At Gisha’s request, HCJ issues order nisi instructing the Ministry of Interior to explain discrimination in the registration process against Israelis who marry foreign nationals
As previously reported, on December 8, 2015, Gisha filed an amended High Court petition against the the Population and Immigration Authority’s “Procedure on Amendments and Corrections to Marital Status (Marriage/Divorce/Widowhood) ” (Hebrew), procedure No. 2.11.0001 of the Population Authority (HCJ 3987/15 Gisha v. Minister of Interior, (Hebrew)). The petition challenges sections 4.2 and 4.5 of the procedure, which allow Ministry of Interior officials to postpone updating the marital status of Israelis who marry foreign nationals to “married” and keep it as “under review” for a period of three months. The procedure originally set the probationary period at six months, but immediately after the petition was filed, the Ministry of Interior reduced it by half.
Gisha argued that the Ministry of Interior has no authority to delay registering marriages of Israeli citizens, whether they marry other Israeli nationals or foreign nationals, so long as they present an admissible marriage certificate, as required by law and as instructed by the High Court in a variety of cases over the years. Gisha also argued that keeping the marital status as “under review” is not only injurious and degrading, but actually denies Israeli citizens rights and benefits granted only to people who are registered as married. In particular, this delay denies Israeli citizens who marry Gaza residents’ entry into Gaza so long as their marital status has not been updated to “married”. Gisha also argued that marital status registration has no bearing on the foreign spouse’s legal status in Israel, so that there is no justification for delaying it (the registration of the marriage itself does not automatically result in the regulation of the foreign spouse’s legal status in Israel, which is subject to separate protocols).
At the conclusion of the hearing held for the petition on July 13, 2016, the court proposed that the state consider updating the martial status of Israelis who present an admissible Israeli marriage certificate to “married” immediately, and add an annotation that the status is subject to further inquiries. The state rejected the proposition (Hebrew) in its response on September 27, 2016, and insisted that the probationary period is necessary for ascertaining the admissibility and authenticity of the marriage certificate presented to it.
In another hearing (Hebrew) held in the petition on December 6, 2016, counsel for Gisha repeated our arguments and insisted the petition be accepted in its entirety – both for persons presenting Israeli marriage certificates and those presenting foreign ones. During the hearing, and after questions posed by the justices, counsel for the state admitted the probationary period is not required for guaranteeing the authenticity of the marriage certificates, but for distinguishing between those who married foreigners and those who married Israelis. The purpose of this distinction was not clarified.

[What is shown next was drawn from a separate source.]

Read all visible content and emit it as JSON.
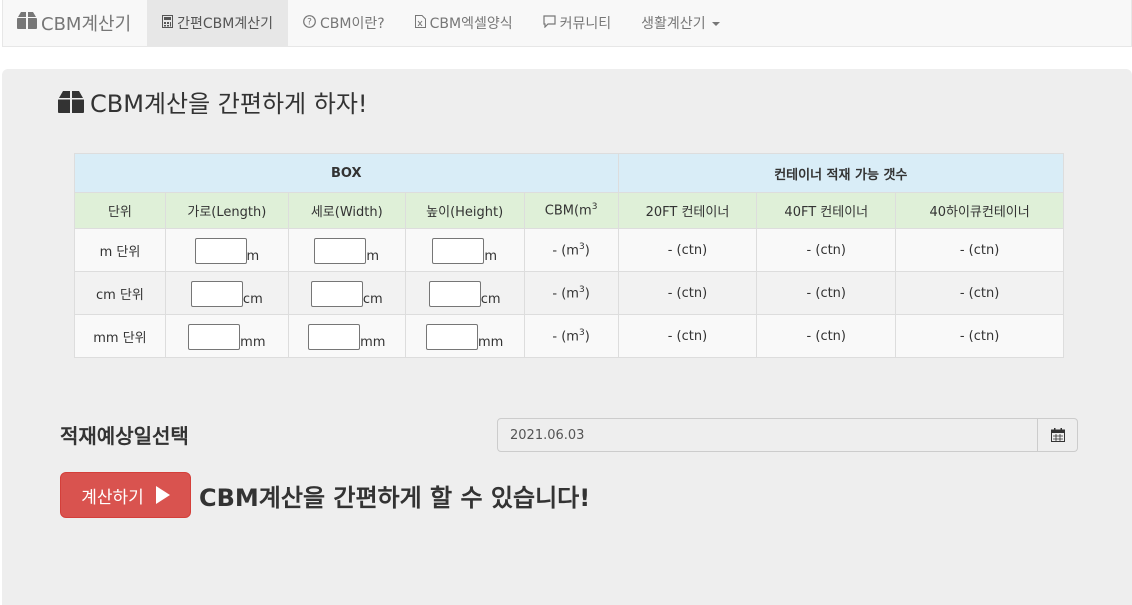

After the hearing, the High Court decided to issue an order nisi (Hebrew), giving the state 60 days to explain the grounds for distinguishing between marriages between Israelis and marriages between Israelis and foreigners, which would justify delaying registration.